* **Problem to solve**: Please print every record below exactly as it appears.

Entries from a dataset of interfaces:

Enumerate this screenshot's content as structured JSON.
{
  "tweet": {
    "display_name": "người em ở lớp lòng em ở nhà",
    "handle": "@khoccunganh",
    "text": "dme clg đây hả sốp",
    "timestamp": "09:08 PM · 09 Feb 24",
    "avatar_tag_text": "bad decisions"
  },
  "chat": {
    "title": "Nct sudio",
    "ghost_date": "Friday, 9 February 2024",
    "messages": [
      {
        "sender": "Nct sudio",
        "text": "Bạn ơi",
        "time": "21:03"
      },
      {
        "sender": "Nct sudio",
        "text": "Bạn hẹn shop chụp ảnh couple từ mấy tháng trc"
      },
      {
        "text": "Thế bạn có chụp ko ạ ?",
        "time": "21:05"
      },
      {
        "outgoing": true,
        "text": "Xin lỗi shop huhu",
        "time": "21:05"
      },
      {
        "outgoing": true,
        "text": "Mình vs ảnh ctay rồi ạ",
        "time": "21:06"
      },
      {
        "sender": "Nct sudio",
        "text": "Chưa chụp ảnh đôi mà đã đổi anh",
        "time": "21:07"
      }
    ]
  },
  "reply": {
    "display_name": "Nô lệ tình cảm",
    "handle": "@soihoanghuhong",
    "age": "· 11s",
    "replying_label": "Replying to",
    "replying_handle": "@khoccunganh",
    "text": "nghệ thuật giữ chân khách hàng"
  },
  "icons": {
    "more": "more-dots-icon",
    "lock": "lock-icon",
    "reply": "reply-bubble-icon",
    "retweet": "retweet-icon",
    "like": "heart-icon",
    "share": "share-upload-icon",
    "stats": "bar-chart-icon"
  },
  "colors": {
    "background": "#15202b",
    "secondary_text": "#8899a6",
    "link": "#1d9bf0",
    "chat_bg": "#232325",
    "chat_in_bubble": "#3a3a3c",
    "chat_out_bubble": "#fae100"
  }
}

* **Solution to this task**:
Enumerate this screenshot's content as structured JSON.
{
  "tweet": {
    "display_name": "người em ở lớp lòng em ở nhà",
    "handle": "@khoccunganh",
    "text": "dme clg đây hả sốp",
    "timestamp": "09:08 PM · 09 Feb 24",
    "avatar_tag_text": "bad decisions"
  },
  "chat": {
    "title": "Nct sudio",
    "ghost_date": "Friday, 9 February 2024",
    "messages": [
      {
        "sender": "Nct sudio",
        "text": "Bạn ơi",
        "time": "21:03"
      },
      {
        "sender": "Nct sudio",
        "text": "Bạn hẹn shop chụp ảnh couple từ mấy tháng trc"
      },
      {
        "text": "Thế bạn có chụp ko ạ ?",
        "time": "21:05"
      },
      {
        "outgoing": true,
        "text": "Xin lỗi shop huhu",
        "time": "21:05"
      },
      {
        "outgoing": true,
        "text": "Mình vs ảnh ctay rồi ạ",
        "time": "21:06"
      },
      {
        "sender": "Nct sudio",
        "text": "Chưa chụp ảnh đôi mà đã đổi anh",
        "time": "21:07"
      }
    ]
  },
  "reply": {
    "display_name": "Nô lệ tình cảm",
    "handle": "@soihoanghuhong",
    "age": "· 11s",
    "replying_label": "Replying to",
    "replying_handle": "@khoccunganh",
    "text": "nghệ thuật giữ chân khách hàng"
  },
  "icons": {
    "more": "more-dots-icon",
    "lock": "lock-icon",
    "reply": "reply-bubble-icon",
    "retweet": "retweet-icon",
    "like": "heart-icon",
    "share": "share-upload-icon",
    "stats": "bar-chart-icon"
  },
  "colors": {
    "background": "#15202b",
    "secondary_text": "#8899a6",
    "link": "#1d9bf0",
    "chat_bg": "#232325",
    "chat_in_bubble": "#3a3a3c",
    "chat_out_bubble": "#fae100"
  }
}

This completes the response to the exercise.